:: Action item ::
Copy out each line of the data holding "JSON".

Data records for software interfaces
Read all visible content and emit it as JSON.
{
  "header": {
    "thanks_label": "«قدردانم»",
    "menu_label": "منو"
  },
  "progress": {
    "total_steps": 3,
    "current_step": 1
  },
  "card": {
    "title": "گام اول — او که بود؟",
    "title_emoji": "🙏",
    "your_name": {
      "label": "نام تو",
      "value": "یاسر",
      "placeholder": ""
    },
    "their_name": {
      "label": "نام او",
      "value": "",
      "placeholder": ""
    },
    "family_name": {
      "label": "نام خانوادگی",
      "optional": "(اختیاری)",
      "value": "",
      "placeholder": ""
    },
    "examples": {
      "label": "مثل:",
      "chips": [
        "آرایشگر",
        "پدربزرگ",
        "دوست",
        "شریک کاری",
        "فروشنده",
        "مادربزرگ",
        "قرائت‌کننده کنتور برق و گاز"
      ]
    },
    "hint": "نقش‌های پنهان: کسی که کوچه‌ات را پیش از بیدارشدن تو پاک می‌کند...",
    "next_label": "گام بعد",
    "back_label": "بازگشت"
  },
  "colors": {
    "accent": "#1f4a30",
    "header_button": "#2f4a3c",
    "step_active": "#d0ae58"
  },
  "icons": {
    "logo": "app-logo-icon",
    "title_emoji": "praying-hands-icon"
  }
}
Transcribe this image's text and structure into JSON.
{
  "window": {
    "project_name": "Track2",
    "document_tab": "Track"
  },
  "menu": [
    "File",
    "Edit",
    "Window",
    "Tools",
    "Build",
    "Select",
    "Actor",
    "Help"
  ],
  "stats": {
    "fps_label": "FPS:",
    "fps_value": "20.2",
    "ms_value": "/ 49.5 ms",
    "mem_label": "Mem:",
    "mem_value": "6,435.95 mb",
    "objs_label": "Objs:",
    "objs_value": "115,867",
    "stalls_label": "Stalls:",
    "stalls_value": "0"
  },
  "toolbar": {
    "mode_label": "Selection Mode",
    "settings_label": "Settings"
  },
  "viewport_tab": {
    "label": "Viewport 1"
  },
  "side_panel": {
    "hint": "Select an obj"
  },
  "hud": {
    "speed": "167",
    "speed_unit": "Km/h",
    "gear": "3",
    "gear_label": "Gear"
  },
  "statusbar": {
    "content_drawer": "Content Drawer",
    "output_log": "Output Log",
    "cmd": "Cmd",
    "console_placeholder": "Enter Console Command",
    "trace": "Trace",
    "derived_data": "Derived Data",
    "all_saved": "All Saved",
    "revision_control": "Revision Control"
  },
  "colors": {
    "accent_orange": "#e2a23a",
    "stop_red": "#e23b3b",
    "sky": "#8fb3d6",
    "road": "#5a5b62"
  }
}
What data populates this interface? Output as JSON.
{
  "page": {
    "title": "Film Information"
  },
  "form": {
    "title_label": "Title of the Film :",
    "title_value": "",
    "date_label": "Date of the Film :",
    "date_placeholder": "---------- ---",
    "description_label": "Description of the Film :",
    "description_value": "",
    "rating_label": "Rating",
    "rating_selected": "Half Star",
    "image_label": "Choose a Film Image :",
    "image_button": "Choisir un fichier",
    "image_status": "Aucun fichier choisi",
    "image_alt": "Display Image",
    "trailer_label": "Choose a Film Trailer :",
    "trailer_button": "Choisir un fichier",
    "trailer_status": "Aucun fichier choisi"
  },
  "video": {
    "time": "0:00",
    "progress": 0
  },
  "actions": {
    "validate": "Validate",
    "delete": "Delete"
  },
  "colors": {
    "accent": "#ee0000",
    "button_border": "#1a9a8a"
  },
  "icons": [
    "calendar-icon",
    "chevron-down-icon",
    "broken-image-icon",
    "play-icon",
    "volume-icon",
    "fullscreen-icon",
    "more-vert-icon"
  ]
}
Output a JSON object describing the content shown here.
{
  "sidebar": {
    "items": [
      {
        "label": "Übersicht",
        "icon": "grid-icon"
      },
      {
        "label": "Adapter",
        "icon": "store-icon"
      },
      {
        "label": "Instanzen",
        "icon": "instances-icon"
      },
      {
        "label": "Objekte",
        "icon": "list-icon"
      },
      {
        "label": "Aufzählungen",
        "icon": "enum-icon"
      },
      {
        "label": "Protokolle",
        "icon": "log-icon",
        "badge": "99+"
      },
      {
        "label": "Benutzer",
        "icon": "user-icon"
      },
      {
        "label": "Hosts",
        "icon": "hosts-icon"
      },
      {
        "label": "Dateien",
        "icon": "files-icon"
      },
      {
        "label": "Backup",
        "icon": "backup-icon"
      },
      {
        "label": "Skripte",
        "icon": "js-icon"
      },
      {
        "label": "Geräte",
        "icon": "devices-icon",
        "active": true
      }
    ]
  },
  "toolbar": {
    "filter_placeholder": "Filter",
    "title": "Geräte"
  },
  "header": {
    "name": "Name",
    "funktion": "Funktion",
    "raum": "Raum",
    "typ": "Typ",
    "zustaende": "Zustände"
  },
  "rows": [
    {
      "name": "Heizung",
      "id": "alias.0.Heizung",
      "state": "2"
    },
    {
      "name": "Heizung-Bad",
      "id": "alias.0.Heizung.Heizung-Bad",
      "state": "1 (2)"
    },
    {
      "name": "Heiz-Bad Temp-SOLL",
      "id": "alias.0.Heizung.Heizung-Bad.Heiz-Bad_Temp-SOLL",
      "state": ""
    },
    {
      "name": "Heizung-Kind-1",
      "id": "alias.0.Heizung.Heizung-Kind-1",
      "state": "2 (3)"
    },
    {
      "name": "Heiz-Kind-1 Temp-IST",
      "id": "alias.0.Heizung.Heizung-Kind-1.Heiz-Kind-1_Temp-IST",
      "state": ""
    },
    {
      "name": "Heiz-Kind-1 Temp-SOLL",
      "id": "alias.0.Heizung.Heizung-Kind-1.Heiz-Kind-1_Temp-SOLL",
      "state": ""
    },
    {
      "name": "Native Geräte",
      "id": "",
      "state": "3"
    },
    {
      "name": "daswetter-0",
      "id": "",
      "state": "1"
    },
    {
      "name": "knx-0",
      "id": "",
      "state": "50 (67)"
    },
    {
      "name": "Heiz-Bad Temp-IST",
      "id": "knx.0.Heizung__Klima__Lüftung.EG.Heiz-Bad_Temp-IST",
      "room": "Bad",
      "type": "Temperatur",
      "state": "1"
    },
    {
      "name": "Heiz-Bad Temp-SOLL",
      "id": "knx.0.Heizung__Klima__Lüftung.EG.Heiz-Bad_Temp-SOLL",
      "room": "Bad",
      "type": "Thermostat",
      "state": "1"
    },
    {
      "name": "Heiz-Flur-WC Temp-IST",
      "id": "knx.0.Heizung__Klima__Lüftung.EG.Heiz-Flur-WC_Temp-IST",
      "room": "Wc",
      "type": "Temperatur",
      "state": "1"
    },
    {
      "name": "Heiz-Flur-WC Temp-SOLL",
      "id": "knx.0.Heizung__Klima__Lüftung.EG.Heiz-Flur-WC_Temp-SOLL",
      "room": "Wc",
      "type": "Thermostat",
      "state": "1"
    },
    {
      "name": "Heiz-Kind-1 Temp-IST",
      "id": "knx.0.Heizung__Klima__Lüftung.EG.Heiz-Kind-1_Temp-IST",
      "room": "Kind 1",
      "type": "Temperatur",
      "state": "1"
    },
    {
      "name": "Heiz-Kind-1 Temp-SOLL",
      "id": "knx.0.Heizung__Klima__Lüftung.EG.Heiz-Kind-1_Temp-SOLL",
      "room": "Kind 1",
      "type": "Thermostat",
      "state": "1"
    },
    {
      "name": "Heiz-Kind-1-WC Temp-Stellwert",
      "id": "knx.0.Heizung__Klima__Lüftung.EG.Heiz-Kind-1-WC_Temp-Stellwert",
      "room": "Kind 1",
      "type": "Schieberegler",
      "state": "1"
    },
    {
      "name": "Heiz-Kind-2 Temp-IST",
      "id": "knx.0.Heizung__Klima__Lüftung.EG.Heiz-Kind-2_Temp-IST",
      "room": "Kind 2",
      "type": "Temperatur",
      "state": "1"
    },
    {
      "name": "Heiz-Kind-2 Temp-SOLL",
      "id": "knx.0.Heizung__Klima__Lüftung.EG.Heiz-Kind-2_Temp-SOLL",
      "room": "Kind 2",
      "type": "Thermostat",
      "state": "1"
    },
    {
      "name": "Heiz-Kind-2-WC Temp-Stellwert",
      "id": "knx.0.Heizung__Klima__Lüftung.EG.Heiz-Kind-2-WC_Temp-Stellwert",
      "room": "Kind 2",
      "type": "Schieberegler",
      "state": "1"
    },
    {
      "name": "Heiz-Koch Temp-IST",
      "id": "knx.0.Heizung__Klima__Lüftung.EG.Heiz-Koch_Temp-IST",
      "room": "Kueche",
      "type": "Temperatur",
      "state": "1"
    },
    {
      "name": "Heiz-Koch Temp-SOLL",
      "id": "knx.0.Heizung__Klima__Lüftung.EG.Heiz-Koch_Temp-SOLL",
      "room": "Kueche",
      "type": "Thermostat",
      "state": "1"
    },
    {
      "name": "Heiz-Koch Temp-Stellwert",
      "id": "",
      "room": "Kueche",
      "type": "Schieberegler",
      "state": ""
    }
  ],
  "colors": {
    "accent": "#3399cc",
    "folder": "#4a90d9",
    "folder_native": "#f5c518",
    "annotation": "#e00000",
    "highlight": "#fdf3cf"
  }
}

:: Solution for this exercise ::
Read all visible content and emit it as JSON.
Transcribe this image's text and structure into JSON.
What data populates this interface? Output as JSON.
Output a JSON object describing the content shown here.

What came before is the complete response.